• **Problem to solve**:
Reprint all of the data below exactly as shown and skip every image.

• **Records for the exercise**:
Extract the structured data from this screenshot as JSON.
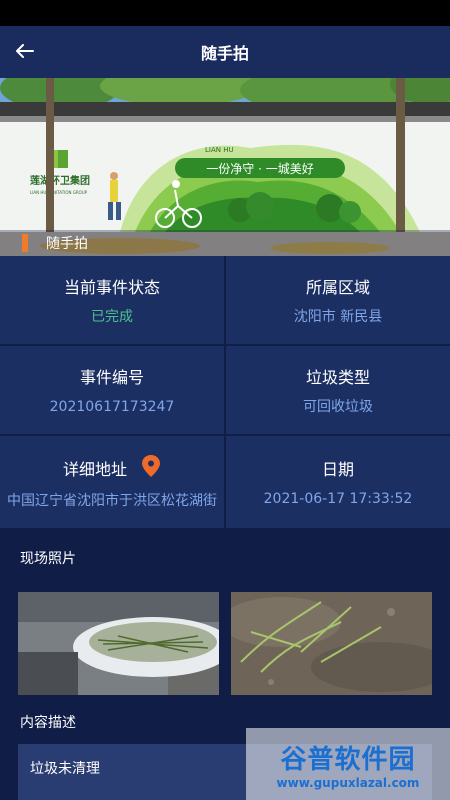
{
  "header": {
    "title": "随手拍"
  },
  "banner": {
    "slogan": "一份净守 · 一城美好",
    "company": "莲湖环卫集团",
    "company_en": "LIAN HU SANITATION GROUP",
    "tag": "LIAN HU",
    "section_label": "随手拍"
  },
  "info": {
    "status_label": "当前事件状态",
    "status_value": "已完成",
    "region_label": "所属区域",
    "region_value": "沈阳市 新民县",
    "event_no_label": "事件编号",
    "event_no_value": "20210617173247",
    "garbage_type_label": "垃圾类型",
    "garbage_type_value": "可回收垃圾",
    "address_label": "详细地址",
    "address_value": "中国辽宁省沈阳市于洪区松花湖街",
    "date_label": "日期",
    "date_value": "2021-06-17 17:33:52"
  },
  "photos": {
    "section_title": "现场照片"
  },
  "description": {
    "section_title": "内容描述",
    "text": "垃圾未清理"
  },
  "watermark": {
    "line1": "谷普软件园",
    "line2": "www.gupuxlazal.com"
  }
}
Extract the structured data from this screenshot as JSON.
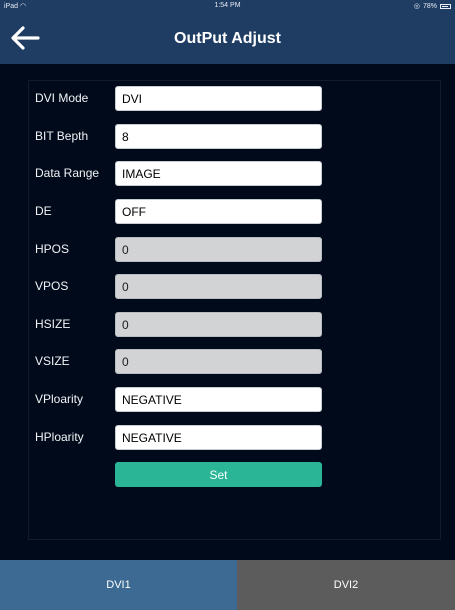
{
  "status_bar": {
    "device": "iPad",
    "time": "1:54 PM",
    "battery": "78%"
  },
  "header": {
    "title": "OutPut Adjust",
    "back_icon": "arrow-left-icon"
  },
  "form": {
    "fields": [
      {
        "label": "DVI Mode",
        "value": "DVI",
        "disabled": false
      },
      {
        "label": "BIT Bepth",
        "value": "8",
        "disabled": false
      },
      {
        "label": "Data Range",
        "value": "IMAGE",
        "disabled": false
      },
      {
        "label": "DE",
        "value": "OFF",
        "disabled": false
      },
      {
        "label": "HPOS",
        "value": "0",
        "disabled": true
      },
      {
        "label": "VPOS",
        "value": "0",
        "disabled": true
      },
      {
        "label": "HSIZE",
        "value": "0",
        "disabled": true
      },
      {
        "label": "VSIZE",
        "value": "0",
        "disabled": true
      },
      {
        "label": "VPloarity",
        "value": "NEGATIVE",
        "disabled": false
      },
      {
        "label": "HPloarity",
        "value": "NEGATIVE",
        "disabled": false
      }
    ],
    "set_label": "Set"
  },
  "tabs": [
    {
      "label": "DVI1",
      "selected": true
    },
    {
      "label": "DVI2",
      "selected": false
    }
  ],
  "colors": {
    "background": "#010a1a",
    "header": "#1f3c63",
    "set_button": "#29b596",
    "tab_active": "#3c6a93",
    "tab_inactive": "#5c5c5c",
    "field_disabled": "#d2d3d5"
  }
}
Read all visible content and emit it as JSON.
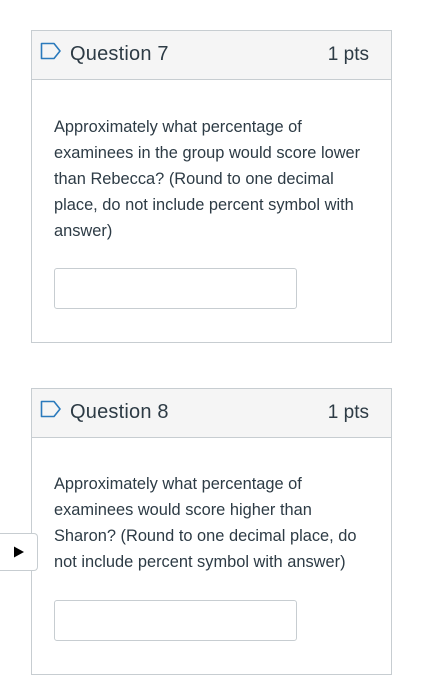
{
  "questions": [
    {
      "title": "Question 7",
      "points": "1 pts",
      "text": "Approximately what percentage of examinees in the group would score lower than Rebecca? (Round to one decimal place, do not include percent symbol with answer)",
      "answer_value": ""
    },
    {
      "title": "Question 8",
      "points": "1 pts",
      "text": "Approximately what percentage of examinees would score higher than Sharon?  (Round to one decimal place, do not include percent symbol with answer)",
      "answer_value": ""
    }
  ],
  "icons": {
    "flag": "flag-outline-icon",
    "side_toggle": "play-triangle-icon"
  },
  "colors": {
    "header_bg": "#f5f5f5",
    "border": "#c7cdd1",
    "flag_blue": "#2b7abc",
    "text": "#2d3b45"
  }
}
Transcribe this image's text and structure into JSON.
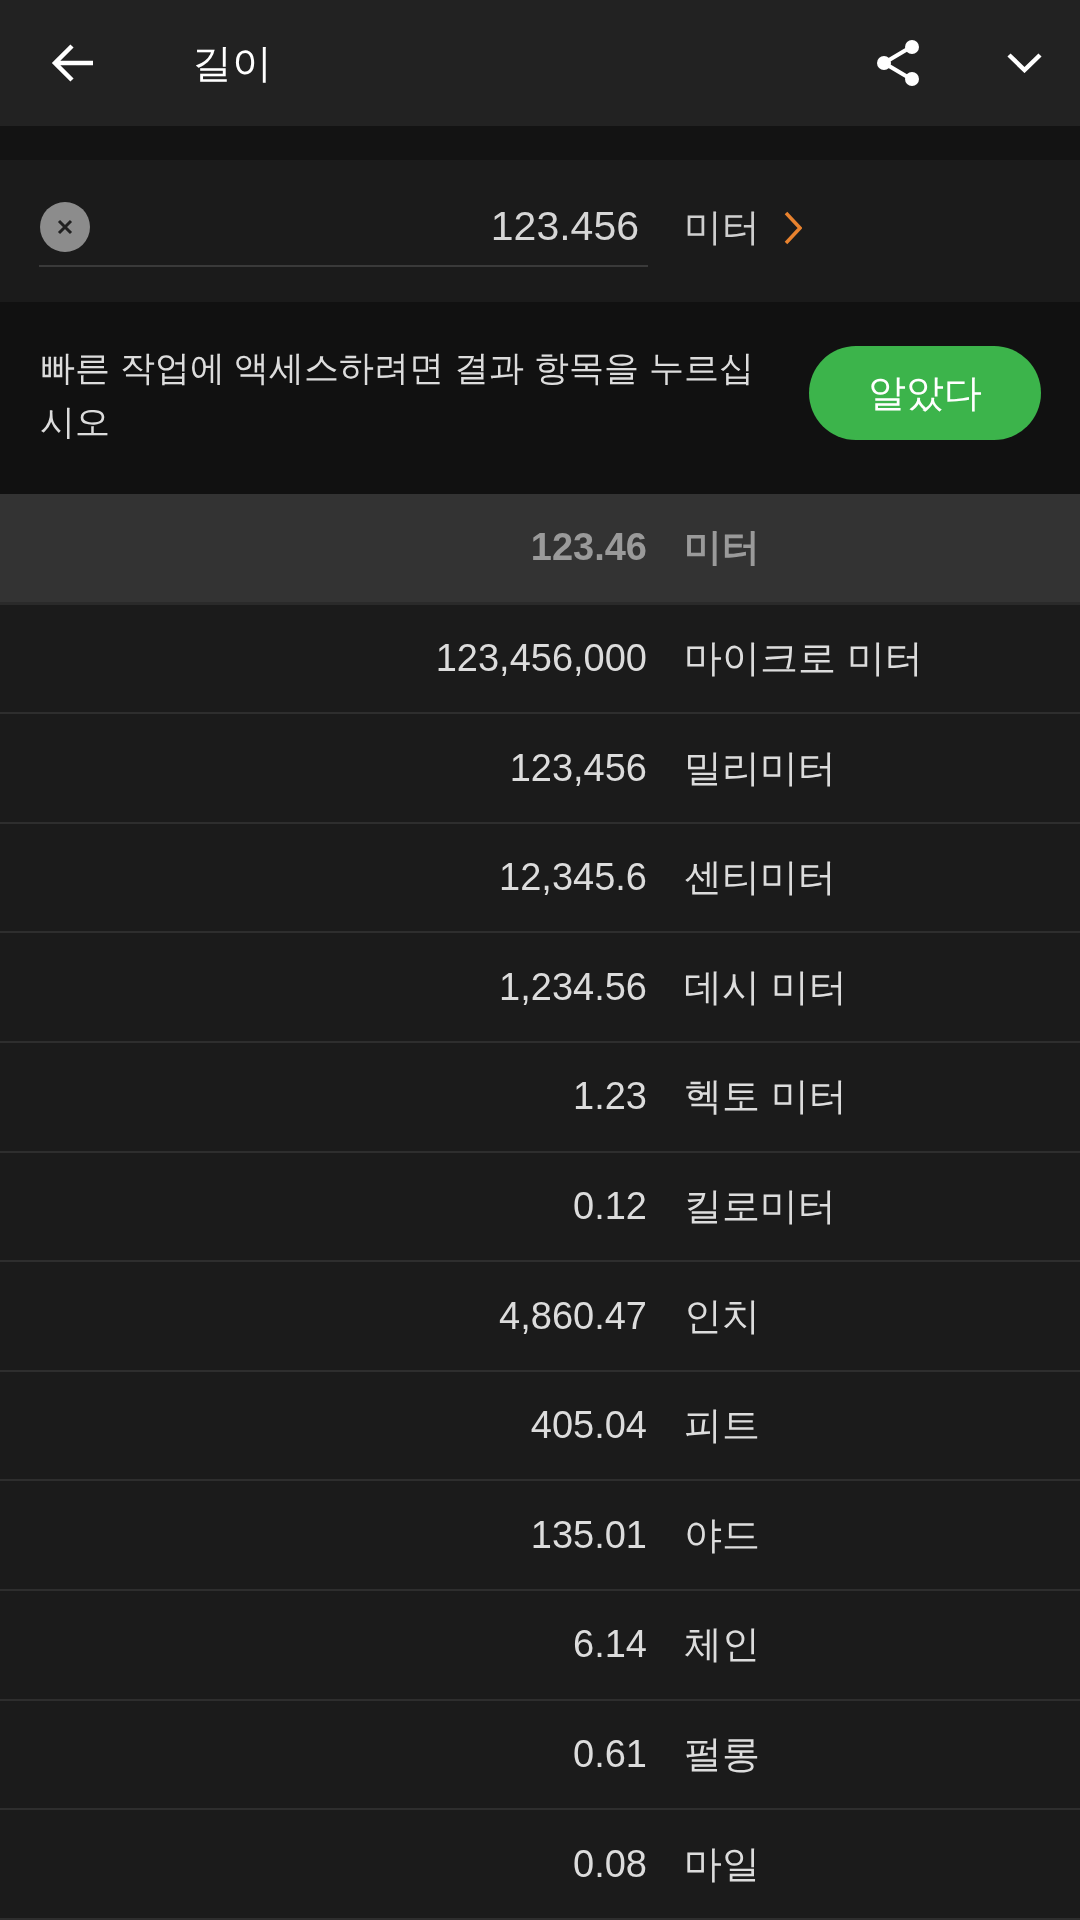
{
  "app_bar": {
    "title": "길이"
  },
  "input": {
    "value": "123.456",
    "unit": "미터"
  },
  "tip": {
    "message": "빠른 작업에 액세스하려면 결과 항목을 누르십시오",
    "button": "알았다"
  },
  "results": [
    {
      "value": "123.46",
      "unit": "미터",
      "selected": true
    },
    {
      "value": "123,456,000",
      "unit": "마이크로 미터",
      "selected": false
    },
    {
      "value": "123,456",
      "unit": "밀리미터",
      "selected": false
    },
    {
      "value": "12,345.6",
      "unit": "센티미터",
      "selected": false
    },
    {
      "value": "1,234.56",
      "unit": "데시 미터",
      "selected": false
    },
    {
      "value": "1.23",
      "unit": "헥토 미터",
      "selected": false
    },
    {
      "value": "0.12",
      "unit": "킬로미터",
      "selected": false
    },
    {
      "value": "4,860.47",
      "unit": "인치",
      "selected": false
    },
    {
      "value": "405.04",
      "unit": "피트",
      "selected": false
    },
    {
      "value": "135.01",
      "unit": "야드",
      "selected": false
    },
    {
      "value": "6.14",
      "unit": "체인",
      "selected": false
    },
    {
      "value": "0.61",
      "unit": "펄롱",
      "selected": false
    },
    {
      "value": "0.08",
      "unit": "마일",
      "selected": false
    }
  ]
}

• **Response below**:
Extract the structured data from this screenshot as JSON.
{
  "header": {
    "title": "随手拍"
  },
  "banner": {
    "slogan": "一份净守 · 一城美好",
    "company": "莲湖环卫集团",
    "company_en": "LIAN HU SANITATION GROUP",
    "tag": "LIAN HU",
    "section_label": "随手拍"
  },
  "info": {
    "status_label": "当前事件状态",
    "status_value": "已完成",
    "region_label": "所属区域",
    "region_value": "沈阳市 新民县",
    "event_no_label": "事件编号",
    "event_no_value": "20210617173247",
    "garbage_type_label": "垃圾类型",
    "garbage_type_value": "可回收垃圾",
    "address_label": "详细地址",
    "address_value": "中国辽宁省沈阳市于洪区松花湖街",
    "date_label": "日期",
    "date_value": "2021-06-17 17:33:52"
  },
  "photos": {
    "section_title": "现场照片"
  },
  "description": {
    "section_title": "内容描述",
    "text": "垃圾未清理"
  },
  "watermark": {
    "line1": "谷普软件园",
    "line2": "www.gupuxlazal.com"
  }
}
Extract the structured data from this screenshot as JSON.
{
  "status_bar": {
    "device": "iPad",
    "time": "1:54 PM",
    "battery": "78%"
  },
  "header": {
    "title": "OutPut Adjust",
    "back_icon": "arrow-left-icon"
  },
  "form": {
    "fields": [
      {
        "label": "DVI Mode",
        "value": "DVI",
        "disabled": false
      },
      {
        "label": "BIT Bepth",
        "value": "8",
        "disabled": false
      },
      {
        "label": "Data Range",
        "value": "IMAGE",
        "disabled": false
      },
      {
        "label": "DE",
        "value": "OFF",
        "disabled": false
      },
      {
        "label": "HPOS",
        "value": "0",
        "disabled": true
      },
      {
        "label": "VPOS",
        "value": "0",
        "disabled": true
      },
      {
        "label": "HSIZE",
        "value": "0",
        "disabled": true
      },
      {
        "label": "VSIZE",
        "value": "0",
        "disabled": true
      },
      {
        "label": "VPloarity",
        "value": "NEGATIVE",
        "disabled": false
      },
      {
        "label": "HPloarity",
        "value": "NEGATIVE",
        "disabled": false
      }
    ],
    "set_label": "Set"
  },
  "tabs": [
    {
      "label": "DVI1",
      "selected": true
    },
    {
      "label": "DVI2",
      "selected": false
    }
  ],
  "colors": {
    "background": "#010a1a",
    "header": "#1f3c63",
    "set_button": "#29b596",
    "tab_active": "#3c6a93",
    "tab_inactive": "#5c5c5c",
    "field_disabled": "#d2d3d5"
  }
}
Read all visible content and emit it as JSON.
{
  "questions": [
    {
      "title": "Question 7",
      "points": "1 pts",
      "text": "Approximately what percentage of examinees in the group would score lower than Rebecca? (Round to one decimal place, do not include percent symbol with answer)",
      "answer_value": ""
    },
    {
      "title": "Question 8",
      "points": "1 pts",
      "text": "Approximately what percentage of examinees would score higher than Sharon?  (Round to one decimal place, do not include percent symbol with answer)",
      "answer_value": ""
    }
  ],
  "icons": {
    "flag": "flag-outline-icon",
    "side_toggle": "play-triangle-icon"
  },
  "colors": {
    "header_bg": "#f5f5f5",
    "border": "#c7cdd1",
    "flag_blue": "#2b7abc",
    "text": "#2d3b45"
  }
}
Transcribe this image's text and structure into JSON.
{
  "app_bar": {
    "title": "길이"
  },
  "input": {
    "value": "123.456",
    "unit": "미터"
  },
  "tip": {
    "message": "빠른 작업에 액세스하려면 결과 항목을 누르십시오",
    "button": "알았다"
  },
  "results": [
    {
      "value": "123.46",
      "unit": "미터",
      "selected": true
    },
    {
      "value": "123,456,000",
      "unit": "마이크로 미터",
      "selected": false
    },
    {
      "value": "123,456",
      "unit": "밀리미터",
      "selected": false
    },
    {
      "value": "12,345.6",
      "unit": "센티미터",
      "selected": false
    },
    {
      "value": "1,234.56",
      "unit": "데시 미터",
      "selected": false
    },
    {
      "value": "1.23",
      "unit": "헥토 미터",
      "selected": false
    },
    {
      "value": "0.12",
      "unit": "킬로미터",
      "selected": false
    },
    {
      "value": "4,860.47",
      "unit": "인치",
      "selected": false
    },
    {
      "value": "405.04",
      "unit": "피트",
      "selected": false
    },
    {
      "value": "135.01",
      "unit": "야드",
      "selected": false
    },
    {
      "value": "6.14",
      "unit": "체인",
      "selected": false
    },
    {
      "value": "0.61",
      "unit": "펄롱",
      "selected": false
    },
    {
      "value": "0.08",
      "unit": "마일",
      "selected": false
    }
  ]
}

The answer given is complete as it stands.